Microsoft backtracks on free Office Live domains
Software maker started charging new customers for domain renewals last year, but had told early customers domains would be registered for free "in perpetuity."
In a reversal, Microsoft says it will now charge all small businesses an annual domain registration fee, even those companies it had promised free Web site registrations for life.
Starting October 1, all customers will have to pay $14.95 a year to renew their custom Web address. Microsoft offers Web site registration as part of its Office Live Small Business service. In some ways, it's understandable, given that Microsoft has to pay fees each year in order to keep renewing the domains.
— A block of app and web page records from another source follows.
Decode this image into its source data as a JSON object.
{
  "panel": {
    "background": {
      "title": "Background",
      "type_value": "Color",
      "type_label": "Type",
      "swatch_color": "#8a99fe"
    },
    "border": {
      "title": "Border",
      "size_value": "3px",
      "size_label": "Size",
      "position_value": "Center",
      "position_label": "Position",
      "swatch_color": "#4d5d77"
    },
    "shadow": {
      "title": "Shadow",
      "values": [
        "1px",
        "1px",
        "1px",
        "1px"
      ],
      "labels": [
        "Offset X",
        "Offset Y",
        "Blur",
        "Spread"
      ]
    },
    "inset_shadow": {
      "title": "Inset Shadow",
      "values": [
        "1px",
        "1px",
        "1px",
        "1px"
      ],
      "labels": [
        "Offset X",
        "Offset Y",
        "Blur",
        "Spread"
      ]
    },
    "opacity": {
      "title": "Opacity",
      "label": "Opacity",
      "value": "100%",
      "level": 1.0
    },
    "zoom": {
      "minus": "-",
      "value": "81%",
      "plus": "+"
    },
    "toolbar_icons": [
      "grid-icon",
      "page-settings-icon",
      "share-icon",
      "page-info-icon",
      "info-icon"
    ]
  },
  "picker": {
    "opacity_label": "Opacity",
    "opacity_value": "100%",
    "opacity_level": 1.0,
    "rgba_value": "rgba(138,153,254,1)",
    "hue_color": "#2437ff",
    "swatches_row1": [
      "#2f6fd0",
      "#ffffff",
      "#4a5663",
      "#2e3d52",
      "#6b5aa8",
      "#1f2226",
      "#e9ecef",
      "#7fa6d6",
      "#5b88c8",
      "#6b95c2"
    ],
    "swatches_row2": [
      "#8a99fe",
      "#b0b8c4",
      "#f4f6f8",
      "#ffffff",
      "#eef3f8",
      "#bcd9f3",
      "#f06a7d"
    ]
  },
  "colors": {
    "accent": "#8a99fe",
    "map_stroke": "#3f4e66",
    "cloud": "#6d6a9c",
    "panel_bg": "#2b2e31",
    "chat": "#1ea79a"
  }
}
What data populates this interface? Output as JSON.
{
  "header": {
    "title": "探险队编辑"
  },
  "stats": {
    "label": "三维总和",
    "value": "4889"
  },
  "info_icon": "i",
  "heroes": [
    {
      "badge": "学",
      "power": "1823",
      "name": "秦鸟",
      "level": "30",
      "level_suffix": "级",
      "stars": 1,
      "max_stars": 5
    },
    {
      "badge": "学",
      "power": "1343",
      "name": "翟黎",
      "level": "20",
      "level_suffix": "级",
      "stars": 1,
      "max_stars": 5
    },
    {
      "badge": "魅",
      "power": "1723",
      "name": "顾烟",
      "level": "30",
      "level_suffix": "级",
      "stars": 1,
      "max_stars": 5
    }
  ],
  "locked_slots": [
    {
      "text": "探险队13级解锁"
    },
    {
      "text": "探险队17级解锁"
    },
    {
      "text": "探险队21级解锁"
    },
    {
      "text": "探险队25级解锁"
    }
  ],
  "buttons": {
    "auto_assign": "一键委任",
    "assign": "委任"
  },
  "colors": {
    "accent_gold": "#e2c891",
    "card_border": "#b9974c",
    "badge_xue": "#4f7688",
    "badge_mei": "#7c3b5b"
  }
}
However, the move does mean the software maker is going back on a promise it made last year. As part of a, the company said that new customers of Office Live Small Business would have to pay for domain renewals after the first year, but promised that early customers of the services would get their domains registered for free "in perpetuity."
In a statement, Microsoft acknowledged the shift.
"Yes, it is a change," Microsoft said in a statement to CNET News. "As you know, we made a decision in February 2008 to begin charging $14.95 (per) year for custom domain name renewals for new customers. Now, we're asking all customers to pay this same fee once their domain comes up for renewal."
Microsoft did say that the price is quite competitive and noted that the majority of its Office Live small business services are still offered for free. Those that want a Web site for free have the option of moving their site from a custom domain and onto their own portion of the Office Live domain.
However, Microsoft notes that while the Web site will transfer, other data could be lost.
"All e-mail accounts on the expired domain name will be automatically removed and e-mail messages will not be saved," Microsoft said on its Web site, adding a link to a page offering methods of backing up such data.
The move comes as Microsoft is shifting more of its online attention toward bringing the full Office suite on to the Web, as opposed to ancillary services. Free, browser-based versions of Word, Excel, PowerPoint, and OneNote are coming next year as part of Office 2010.
The Office Live Small Business tools date back to the earliest days of Microsoft's Live push, first announced in late 2005 and released in final form in November 2006.